    World health & population 03/2013; 14(2):12-23. DOI:10.12927/whp.2013.23271
  • 20th Conference Retroviruses and Opportunistic infections, Atlanta, USA; 03/2013

Publication Stats

3k Citations
673.33 Total Impact Points

Institutions
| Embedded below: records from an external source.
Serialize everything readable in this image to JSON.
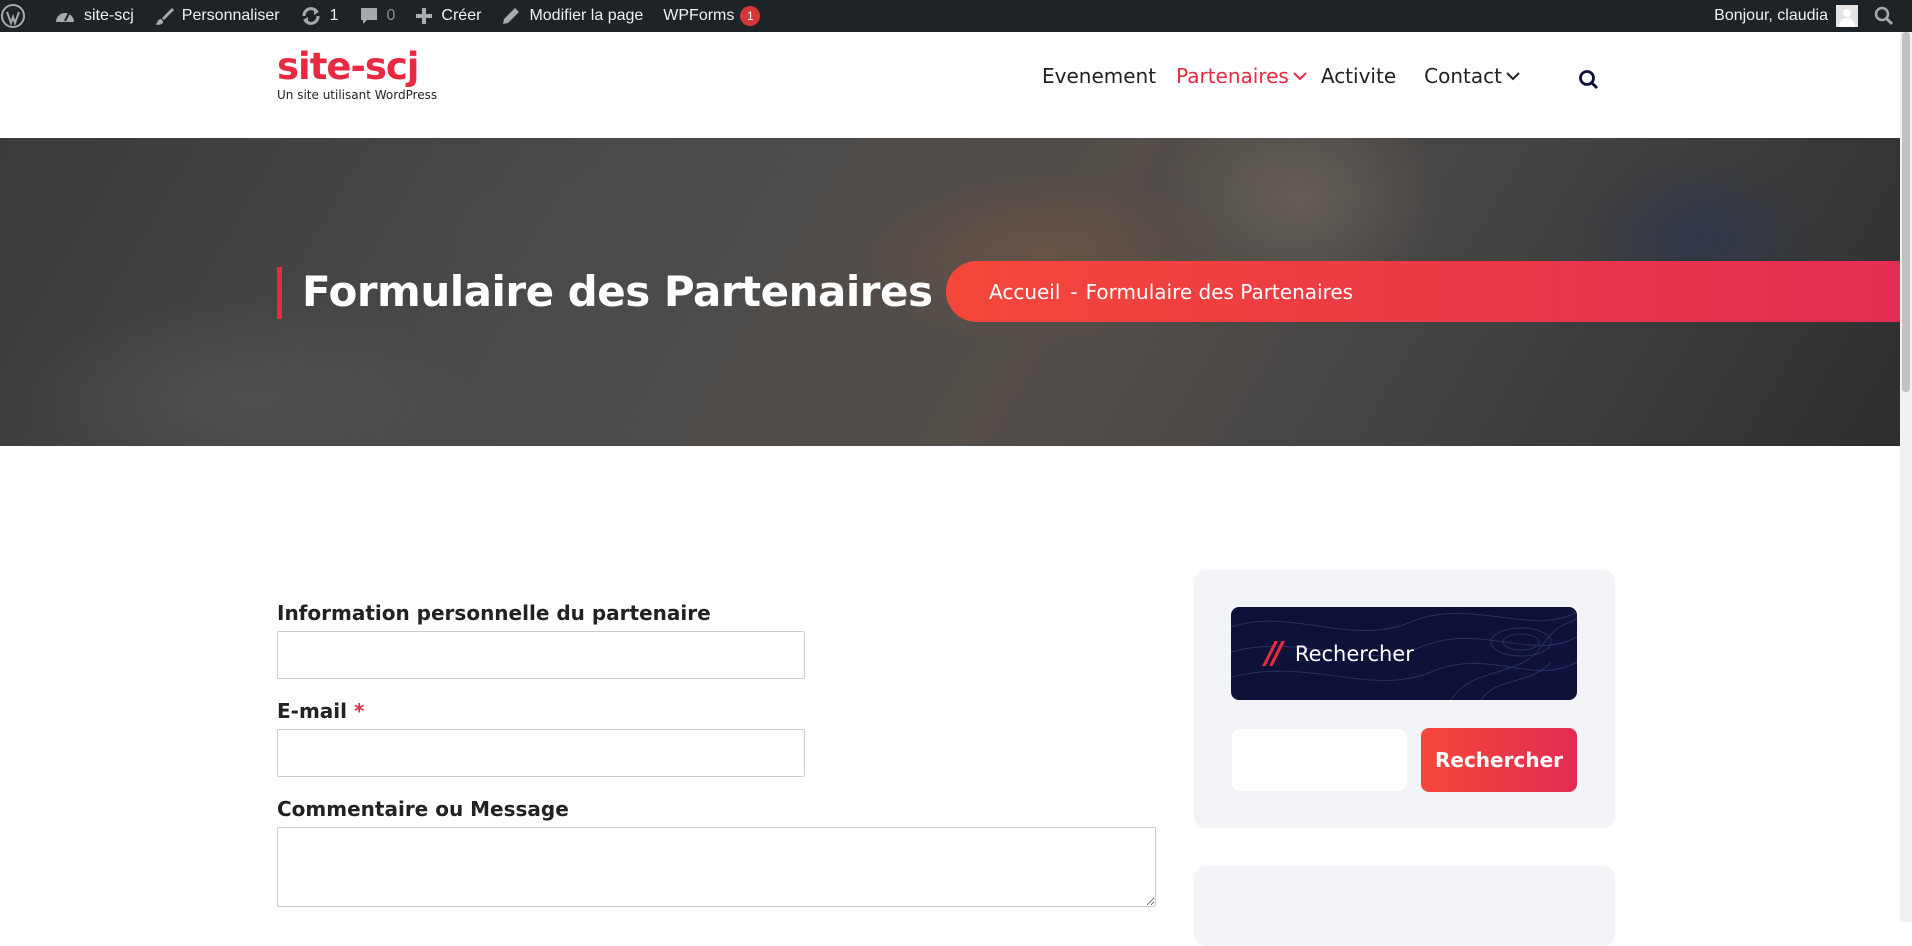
{
  "adminbar": {
    "wp_logo": "wordpress-icon",
    "site": "site-scj",
    "customize": "Personnaliser",
    "updates_count": "1",
    "comments_count": "0",
    "new": "Créer",
    "edit": "Modifier la page",
    "wpforms": "WPForms",
    "wpforms_count": "1",
    "greeting": "Bonjour, claudia"
  },
  "site": {
    "title": "site-scj",
    "tagline": "Un site utilisant WordPress"
  },
  "nav": {
    "items": [
      {
        "label": "Evenement"
      },
      {
        "label": "Partenaires"
      },
      {
        "label": "Activite"
      },
      {
        "label": "Contact"
      }
    ]
  },
  "hero": {
    "title": "Formulaire des Partenaires",
    "breadcrumb_home": "Accueil",
    "breadcrumb_sep": "-",
    "breadcrumb_current": "Formulaire des Partenaires"
  },
  "form": {
    "field1_label": "Information personnelle du partenaire",
    "field1_value": "",
    "email_label": "E-mail",
    "email_required": "*",
    "email_value": "",
    "message_label": "Commentaire ou Message",
    "message_value": ""
  },
  "sidebar": {
    "widget_title": "Rechercher",
    "widget_slash": "//",
    "search_value": "",
    "search_button": "Rechercher"
  },
  "colors": {
    "accent": "#e8293f",
    "admin_bar": "#1d2327",
    "widget_title_bg": "#0f1238",
    "sidebar_bg": "#f3f4f8"
  }
}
  • 1989–2015
    • Duke University Medical Center
      • • Department of Medicine
      • • Division of Medical Oncology
      • • Division of Infectious Diseases
      • • Department of Surgery
      Durham, North Carolina, United States
  • 2007–2014
    • Kilimanjaro Christian Medical Centre
      Moschi, Kilimanjaro, Tanzania
    • University of Pittsburgh
      • Department of Medicine
      Pittsburgh, Pennsylvania, United States
  • 1991–2014
    • Duke University
      • • Department of Medicine
      • • Department of Surgery
      Durham, North Carolina, United States
  • 1999–2013
    • University of North Carolina at Chapel Hill
      • Department of Epidemiology
      North Carolina, United States
  • 2012
    • University of Glasgow
      • College of Medical, Veterinary and Life Sciences
      Glasgow, Scotland, United Kingdom
  • 2009
    • Tumaini University (TU)
      Aruscha, Arusha, Tanzania